There were other words.
Some of them were written in blood.
No child alive has a choice as to where he or she will go in the summer. After Grampa Lee died, our parents would drag us back every August to that small, as yet undeveloped peninsula off the coast of Georgia, mistakenly called an island.
We would arrive just as its few summer residents were leaving. No one in their right mind ever vacationed off that section of the Georgia coastline after August first, and Gull Island may have been the worst of any vacation spots along the ocean. Giant black flies would invade the shore, while jellyfish spread out across the dull brown beaches like a new coat of wax. It was not (as sarcastic Nonie would remark) “the armpit of the universe,” but often smelled like it.
The Jackson family could afford no better.
Neverland is gorgeously written, and pretty damned scary at the same time.
From the very beginning, I was caught up in the brilliance of this book. The opening, in which the main character’s family is trapped in the car driving to a family vacation they are spending visiting relatives in Georgia, resonated with me–as every summer I was in the exact same situation heading to Alabama from Chicago. I remember the gas stations and the chocolate Yoo-hoos, buying the state maps, sitting in the backseat of the car with the “don’t cross” lines of demarcation between my sister and myself, and the forlorn wishing that we could take a family vacation doing something fun rather than visiting relatives.
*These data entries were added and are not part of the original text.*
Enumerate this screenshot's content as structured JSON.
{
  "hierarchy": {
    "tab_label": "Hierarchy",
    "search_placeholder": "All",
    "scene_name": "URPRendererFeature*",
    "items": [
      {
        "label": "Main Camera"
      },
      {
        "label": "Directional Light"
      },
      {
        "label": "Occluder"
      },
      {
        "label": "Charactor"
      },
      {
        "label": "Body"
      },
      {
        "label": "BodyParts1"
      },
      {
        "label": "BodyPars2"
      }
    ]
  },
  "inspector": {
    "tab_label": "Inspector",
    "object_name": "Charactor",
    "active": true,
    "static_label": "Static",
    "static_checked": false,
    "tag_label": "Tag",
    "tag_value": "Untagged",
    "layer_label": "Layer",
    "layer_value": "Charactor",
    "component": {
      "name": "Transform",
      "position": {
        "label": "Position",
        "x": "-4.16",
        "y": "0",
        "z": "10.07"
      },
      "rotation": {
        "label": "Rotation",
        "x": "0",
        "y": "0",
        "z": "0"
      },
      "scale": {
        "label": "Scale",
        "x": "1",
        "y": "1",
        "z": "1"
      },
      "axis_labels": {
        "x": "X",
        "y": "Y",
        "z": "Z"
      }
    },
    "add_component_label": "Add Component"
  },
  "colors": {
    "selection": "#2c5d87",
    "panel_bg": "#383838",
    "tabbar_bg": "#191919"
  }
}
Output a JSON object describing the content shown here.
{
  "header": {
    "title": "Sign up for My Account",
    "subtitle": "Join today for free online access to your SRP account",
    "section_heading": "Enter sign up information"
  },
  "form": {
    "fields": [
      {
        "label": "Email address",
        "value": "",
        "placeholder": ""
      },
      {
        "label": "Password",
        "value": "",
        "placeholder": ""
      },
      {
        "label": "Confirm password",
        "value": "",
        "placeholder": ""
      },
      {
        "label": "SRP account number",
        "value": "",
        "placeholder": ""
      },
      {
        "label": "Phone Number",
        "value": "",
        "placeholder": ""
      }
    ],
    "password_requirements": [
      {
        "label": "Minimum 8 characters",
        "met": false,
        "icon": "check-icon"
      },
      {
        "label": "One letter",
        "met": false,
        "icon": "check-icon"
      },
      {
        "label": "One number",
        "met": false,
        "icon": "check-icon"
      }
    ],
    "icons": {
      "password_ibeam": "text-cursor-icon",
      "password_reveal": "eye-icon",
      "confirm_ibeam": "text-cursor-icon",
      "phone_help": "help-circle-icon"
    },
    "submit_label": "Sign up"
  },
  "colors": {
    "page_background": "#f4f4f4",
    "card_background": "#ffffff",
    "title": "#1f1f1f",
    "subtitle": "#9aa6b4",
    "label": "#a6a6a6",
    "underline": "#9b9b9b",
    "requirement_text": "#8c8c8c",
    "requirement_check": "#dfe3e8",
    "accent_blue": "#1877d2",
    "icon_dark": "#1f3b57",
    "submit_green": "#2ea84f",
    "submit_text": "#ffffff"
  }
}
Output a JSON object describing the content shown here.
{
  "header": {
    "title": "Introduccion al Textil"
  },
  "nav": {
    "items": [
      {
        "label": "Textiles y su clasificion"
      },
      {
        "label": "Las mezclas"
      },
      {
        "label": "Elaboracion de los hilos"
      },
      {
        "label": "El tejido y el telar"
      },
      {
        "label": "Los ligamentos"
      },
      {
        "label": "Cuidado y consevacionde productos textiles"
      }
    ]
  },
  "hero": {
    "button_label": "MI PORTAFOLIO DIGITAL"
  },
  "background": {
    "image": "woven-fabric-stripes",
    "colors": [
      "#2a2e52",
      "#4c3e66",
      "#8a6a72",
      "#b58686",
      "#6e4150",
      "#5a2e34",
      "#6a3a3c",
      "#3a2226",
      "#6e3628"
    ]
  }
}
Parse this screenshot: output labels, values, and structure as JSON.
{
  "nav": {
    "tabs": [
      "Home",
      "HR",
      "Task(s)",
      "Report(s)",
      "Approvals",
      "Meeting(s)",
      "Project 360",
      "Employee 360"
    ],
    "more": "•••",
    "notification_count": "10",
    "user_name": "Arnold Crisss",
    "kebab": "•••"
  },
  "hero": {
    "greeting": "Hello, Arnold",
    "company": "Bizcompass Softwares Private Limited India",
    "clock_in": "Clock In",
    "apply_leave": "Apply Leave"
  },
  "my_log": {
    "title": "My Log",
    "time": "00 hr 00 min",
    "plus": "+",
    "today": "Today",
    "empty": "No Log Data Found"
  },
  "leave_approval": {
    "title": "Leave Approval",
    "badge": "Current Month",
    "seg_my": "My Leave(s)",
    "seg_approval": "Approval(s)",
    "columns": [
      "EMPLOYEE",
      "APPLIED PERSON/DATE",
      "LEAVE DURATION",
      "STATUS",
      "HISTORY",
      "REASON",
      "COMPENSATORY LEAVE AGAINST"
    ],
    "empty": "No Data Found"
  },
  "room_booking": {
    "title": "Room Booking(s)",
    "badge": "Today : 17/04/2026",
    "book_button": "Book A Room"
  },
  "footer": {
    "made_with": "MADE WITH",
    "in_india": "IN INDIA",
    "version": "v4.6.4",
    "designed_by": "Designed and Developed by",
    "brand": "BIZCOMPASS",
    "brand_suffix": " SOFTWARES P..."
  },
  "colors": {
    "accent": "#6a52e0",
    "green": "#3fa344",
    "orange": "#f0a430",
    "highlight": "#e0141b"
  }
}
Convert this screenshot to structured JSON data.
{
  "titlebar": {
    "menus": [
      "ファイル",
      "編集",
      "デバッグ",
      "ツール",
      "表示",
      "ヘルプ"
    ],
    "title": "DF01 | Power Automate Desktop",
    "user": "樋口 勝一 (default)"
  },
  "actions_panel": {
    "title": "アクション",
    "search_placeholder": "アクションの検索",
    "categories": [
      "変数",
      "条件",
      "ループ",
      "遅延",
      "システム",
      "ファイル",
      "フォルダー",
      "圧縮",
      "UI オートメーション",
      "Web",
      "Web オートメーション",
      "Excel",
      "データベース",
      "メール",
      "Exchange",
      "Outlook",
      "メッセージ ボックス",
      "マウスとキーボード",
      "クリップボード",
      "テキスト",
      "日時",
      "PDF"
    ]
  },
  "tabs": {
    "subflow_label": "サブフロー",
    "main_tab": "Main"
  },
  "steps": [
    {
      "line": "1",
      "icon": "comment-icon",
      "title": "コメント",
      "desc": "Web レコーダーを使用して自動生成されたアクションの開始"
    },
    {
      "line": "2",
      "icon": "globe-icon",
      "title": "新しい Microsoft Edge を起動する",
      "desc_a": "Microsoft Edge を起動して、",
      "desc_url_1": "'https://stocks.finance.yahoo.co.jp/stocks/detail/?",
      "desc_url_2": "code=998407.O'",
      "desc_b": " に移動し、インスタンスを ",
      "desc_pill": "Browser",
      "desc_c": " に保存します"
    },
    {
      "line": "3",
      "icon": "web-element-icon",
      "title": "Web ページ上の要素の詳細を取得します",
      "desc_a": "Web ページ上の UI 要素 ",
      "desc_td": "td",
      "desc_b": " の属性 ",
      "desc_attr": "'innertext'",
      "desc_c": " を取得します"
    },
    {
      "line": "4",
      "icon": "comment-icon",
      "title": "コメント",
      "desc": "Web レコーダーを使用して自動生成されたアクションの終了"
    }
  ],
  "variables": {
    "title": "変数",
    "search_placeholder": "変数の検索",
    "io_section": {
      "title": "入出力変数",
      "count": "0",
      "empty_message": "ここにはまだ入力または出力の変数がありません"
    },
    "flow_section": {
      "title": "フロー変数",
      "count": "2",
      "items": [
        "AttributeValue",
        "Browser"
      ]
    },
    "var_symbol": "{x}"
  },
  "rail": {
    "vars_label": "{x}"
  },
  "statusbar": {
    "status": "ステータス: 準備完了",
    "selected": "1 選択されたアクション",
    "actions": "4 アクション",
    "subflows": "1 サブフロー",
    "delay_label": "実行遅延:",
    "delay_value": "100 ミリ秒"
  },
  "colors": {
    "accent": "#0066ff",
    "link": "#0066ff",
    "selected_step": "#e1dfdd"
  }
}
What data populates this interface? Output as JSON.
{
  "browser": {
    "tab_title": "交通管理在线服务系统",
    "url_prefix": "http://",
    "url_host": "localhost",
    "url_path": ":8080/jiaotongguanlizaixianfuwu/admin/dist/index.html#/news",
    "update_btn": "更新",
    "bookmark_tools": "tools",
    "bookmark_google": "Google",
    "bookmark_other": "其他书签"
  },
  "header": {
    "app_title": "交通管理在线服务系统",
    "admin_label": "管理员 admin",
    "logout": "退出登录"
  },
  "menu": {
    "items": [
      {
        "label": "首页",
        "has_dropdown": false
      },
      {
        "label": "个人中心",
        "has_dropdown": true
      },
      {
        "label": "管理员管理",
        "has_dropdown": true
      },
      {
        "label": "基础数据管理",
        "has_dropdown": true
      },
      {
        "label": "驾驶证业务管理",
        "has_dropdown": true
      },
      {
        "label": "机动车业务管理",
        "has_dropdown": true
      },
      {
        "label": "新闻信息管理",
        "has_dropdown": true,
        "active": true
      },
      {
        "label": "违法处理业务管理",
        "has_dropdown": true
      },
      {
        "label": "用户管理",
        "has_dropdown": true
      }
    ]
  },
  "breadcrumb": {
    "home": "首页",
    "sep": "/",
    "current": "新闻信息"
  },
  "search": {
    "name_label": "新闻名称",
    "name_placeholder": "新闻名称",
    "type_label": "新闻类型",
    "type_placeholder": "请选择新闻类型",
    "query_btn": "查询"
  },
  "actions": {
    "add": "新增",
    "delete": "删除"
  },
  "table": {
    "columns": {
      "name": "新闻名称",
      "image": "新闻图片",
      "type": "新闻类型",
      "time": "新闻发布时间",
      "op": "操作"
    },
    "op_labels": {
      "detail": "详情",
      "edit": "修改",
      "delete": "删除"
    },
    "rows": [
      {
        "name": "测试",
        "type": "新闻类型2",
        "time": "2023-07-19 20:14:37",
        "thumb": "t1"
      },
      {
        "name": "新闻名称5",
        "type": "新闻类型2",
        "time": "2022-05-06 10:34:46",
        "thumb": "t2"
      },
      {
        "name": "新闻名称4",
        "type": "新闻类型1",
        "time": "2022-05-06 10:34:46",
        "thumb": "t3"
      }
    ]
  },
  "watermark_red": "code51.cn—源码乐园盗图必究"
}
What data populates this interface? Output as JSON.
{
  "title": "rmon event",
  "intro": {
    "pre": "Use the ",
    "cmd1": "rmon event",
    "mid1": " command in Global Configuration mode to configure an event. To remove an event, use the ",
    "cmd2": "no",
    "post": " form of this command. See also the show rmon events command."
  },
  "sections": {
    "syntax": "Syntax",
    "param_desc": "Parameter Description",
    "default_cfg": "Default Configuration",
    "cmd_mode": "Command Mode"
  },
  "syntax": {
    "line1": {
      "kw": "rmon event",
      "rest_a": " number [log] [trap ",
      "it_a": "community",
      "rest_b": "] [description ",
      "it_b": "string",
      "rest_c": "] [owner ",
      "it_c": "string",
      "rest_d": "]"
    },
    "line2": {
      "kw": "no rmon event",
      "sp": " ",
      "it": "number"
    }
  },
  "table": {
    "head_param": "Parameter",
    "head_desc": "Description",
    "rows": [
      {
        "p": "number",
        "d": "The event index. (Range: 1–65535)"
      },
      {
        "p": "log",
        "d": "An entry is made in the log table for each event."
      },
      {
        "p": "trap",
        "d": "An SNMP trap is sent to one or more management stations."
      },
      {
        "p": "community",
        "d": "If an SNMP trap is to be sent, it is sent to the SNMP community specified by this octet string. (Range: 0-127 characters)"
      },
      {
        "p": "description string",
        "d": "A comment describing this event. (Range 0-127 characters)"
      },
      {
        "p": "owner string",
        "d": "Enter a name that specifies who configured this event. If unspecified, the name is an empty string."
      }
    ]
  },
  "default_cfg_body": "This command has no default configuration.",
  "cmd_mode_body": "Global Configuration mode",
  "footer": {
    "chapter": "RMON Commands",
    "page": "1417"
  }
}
And I was completely transported back to my own childhood.
The book is riveting, frankly–so gorgeously written and involving that it can’t be put down. I read it while I sat waiting to board my flight, all the way to Chicago, and finished it about halfway to New Orleans–and was sorry that it was over.
Is there anything quite like losing yourself in the grips of a master story-teller?
I’ve also read his chilling You Come When I Call You, and the truly great news here is that there is an enormous backlist to get lost in.
And now, back to the spice mines.